Coffee Drinkers Are Less Likely to Develop Diabetes

More than 15 published studies have linked coffee drinking to the prevention of type 2 diabetes, and in the scientific world, that makes the data pretty solid. In 2005, Frank Hu, MD, MPH, PhD, a nutrition and epidemiology professor at the Harvard School of Public Health, and his team reviewed nine of these studies, finding that people who drink six or seven cups of coffee daily were 35 percent less likely to have type 2 diabetes than those who drank fewer than two cups a day.


Coffee May Fight Cancer
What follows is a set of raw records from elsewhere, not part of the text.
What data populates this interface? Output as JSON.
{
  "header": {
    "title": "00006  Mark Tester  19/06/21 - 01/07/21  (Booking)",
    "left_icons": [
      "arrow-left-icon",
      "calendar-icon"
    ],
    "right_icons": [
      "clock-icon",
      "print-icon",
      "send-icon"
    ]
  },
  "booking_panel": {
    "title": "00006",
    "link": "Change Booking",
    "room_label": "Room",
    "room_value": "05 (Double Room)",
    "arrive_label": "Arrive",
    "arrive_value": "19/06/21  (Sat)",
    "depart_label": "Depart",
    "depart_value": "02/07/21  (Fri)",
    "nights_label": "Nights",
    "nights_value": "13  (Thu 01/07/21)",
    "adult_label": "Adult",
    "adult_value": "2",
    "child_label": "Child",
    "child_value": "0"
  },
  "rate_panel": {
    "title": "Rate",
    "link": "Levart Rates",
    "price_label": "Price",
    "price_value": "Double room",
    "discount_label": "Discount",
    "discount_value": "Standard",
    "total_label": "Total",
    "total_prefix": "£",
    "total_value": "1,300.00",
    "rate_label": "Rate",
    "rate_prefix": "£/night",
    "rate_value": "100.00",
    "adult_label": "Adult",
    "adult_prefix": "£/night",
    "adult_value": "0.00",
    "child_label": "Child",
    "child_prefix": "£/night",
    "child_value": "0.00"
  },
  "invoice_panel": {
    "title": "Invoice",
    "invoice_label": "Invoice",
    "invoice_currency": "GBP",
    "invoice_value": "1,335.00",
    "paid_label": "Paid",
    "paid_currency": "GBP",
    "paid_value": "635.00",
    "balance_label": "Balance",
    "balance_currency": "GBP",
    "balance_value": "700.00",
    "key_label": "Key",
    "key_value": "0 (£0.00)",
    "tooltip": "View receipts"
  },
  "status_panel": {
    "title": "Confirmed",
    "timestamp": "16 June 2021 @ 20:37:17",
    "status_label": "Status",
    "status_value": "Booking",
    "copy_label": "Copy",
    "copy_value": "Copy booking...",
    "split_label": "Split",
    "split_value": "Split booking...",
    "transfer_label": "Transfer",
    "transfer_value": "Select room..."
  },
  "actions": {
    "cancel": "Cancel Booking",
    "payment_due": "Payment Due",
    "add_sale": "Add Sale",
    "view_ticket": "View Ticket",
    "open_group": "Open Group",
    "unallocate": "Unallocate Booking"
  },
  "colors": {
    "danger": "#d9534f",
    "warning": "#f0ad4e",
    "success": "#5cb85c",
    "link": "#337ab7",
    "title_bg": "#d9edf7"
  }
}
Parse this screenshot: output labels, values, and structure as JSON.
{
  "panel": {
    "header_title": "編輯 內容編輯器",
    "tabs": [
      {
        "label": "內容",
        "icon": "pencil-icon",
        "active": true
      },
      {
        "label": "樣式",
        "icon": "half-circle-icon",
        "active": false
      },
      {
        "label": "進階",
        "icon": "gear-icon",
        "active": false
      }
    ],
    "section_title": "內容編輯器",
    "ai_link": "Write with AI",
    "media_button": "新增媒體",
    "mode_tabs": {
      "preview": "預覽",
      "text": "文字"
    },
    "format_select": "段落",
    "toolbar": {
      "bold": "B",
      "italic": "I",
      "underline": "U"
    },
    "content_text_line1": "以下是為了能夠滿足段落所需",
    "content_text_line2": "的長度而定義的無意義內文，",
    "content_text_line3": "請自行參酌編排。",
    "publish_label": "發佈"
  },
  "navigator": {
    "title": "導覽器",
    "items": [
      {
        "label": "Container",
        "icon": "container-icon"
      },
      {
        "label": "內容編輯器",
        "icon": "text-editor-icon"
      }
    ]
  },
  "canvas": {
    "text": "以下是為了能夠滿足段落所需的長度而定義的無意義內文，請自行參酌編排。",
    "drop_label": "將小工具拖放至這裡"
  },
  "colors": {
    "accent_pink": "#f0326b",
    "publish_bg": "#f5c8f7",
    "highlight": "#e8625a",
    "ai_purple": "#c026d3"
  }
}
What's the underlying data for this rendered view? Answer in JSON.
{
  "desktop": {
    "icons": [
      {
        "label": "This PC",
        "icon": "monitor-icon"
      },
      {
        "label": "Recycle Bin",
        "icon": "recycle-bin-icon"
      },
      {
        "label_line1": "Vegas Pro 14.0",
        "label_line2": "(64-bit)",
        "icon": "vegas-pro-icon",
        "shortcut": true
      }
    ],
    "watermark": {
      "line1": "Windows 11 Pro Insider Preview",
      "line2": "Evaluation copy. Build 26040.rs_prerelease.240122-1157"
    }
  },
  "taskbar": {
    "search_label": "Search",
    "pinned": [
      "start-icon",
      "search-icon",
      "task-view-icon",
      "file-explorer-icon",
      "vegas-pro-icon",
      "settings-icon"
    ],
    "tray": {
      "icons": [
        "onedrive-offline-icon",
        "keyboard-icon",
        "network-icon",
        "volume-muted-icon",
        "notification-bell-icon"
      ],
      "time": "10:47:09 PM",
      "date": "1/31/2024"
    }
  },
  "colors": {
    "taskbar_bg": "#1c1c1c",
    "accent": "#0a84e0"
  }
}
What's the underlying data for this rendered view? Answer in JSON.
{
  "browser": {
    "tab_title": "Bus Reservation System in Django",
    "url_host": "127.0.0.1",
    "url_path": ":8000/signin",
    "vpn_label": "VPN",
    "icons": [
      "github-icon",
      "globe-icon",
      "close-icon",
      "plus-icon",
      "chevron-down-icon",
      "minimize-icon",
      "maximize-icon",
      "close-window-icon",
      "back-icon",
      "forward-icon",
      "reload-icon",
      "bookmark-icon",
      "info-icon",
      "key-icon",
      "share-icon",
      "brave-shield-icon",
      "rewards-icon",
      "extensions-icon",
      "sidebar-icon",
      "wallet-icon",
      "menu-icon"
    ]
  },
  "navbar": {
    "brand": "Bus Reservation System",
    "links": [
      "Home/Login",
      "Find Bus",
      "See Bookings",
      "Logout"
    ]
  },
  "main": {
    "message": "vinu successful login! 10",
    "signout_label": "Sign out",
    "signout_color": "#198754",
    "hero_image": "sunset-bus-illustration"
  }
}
Coffee drinkers may be less susceptible to certain kinds of cancer as well. While there isn’t a cause-and-effect association, coffee consumption has been linked to lower occurrences of prostate cancer, oral cancer and breast cancer recurrence, and liver cirrhosis and cancer as well. While scientists aren’t certain how the likelihood of these cancers are lessened by drinking coffee, the connection is interesting indeed. And with cancer afflicting millions more humans every year, we’ll use every advantage we can get.

Coffee May Fight Parkinson’s Disease
Not only does coffee help lessen the symptoms of Parkinson’s disease, but it also may lessen a person’s likelihood of developing it in the first place. It appears that caffeine is to thank for that. As early as 1968, studies were showing an inverse association between risk factors associated with Parkinson’s disease and coffee consumption. A 2010 review of all the available data showed that regularly drinking coffee, around two to three cups a day, cut the risk by as much as a quarter.

Coffee May Fight Dementia and Alzheimer’s

We know coffee sharpens our minds in the short-term, but what if it had a similar effect in the long-term as well? Apparently, it does. It may even prevent coffee drinkers from developing dementia, which affects 36 million people worldwide. In a 2012 experiment at the  University of Illinois at Urbana-Champaign, researchers studied mice who had lost the ability to form new memories after being temporarily starved of oxygen. Scientists gave half the mice a dose of caffeine that was the equivalent of several cups of coffee. These mice, the caffeinated ones, regained their ability to form new memories 33 percent faster than the uncaffeinated ones.

Coffee May Counter Heart Disease and Stroke

Coffee has been linked to a lower risk of heart rhythm disturbances—which have been shown to cause heart attacks and strokes—as well as strokes in women. In a Kaiser Permanente study, health plan members who reported drinking one to three cups of coffee per day were 20 percent less likely to be hospitalized for abnormal heart rhythms, or arrhythmias, than nondrinkers—regardless of other risk factors. A 2009 study of 83,700 nurses enrolled in the long-term Nurses’ Health Study showed a 20 percent lower risk of stroke in those who reported drinking two or more cups of coffee daily compared to women who drank less coffee or none at all.

Coffee Is Rich in Antioxidants

Researchers know that drinking coffee (especially freshly brewed coffee) leads to an increase in antioxidants in the body. When present in the bloodstream, antioxidants tend to build up the immune system and fight off sickness. However, it remains to be determined whether antioxidants from coffee enter the bloodstream when it is consumed and have this healing effect.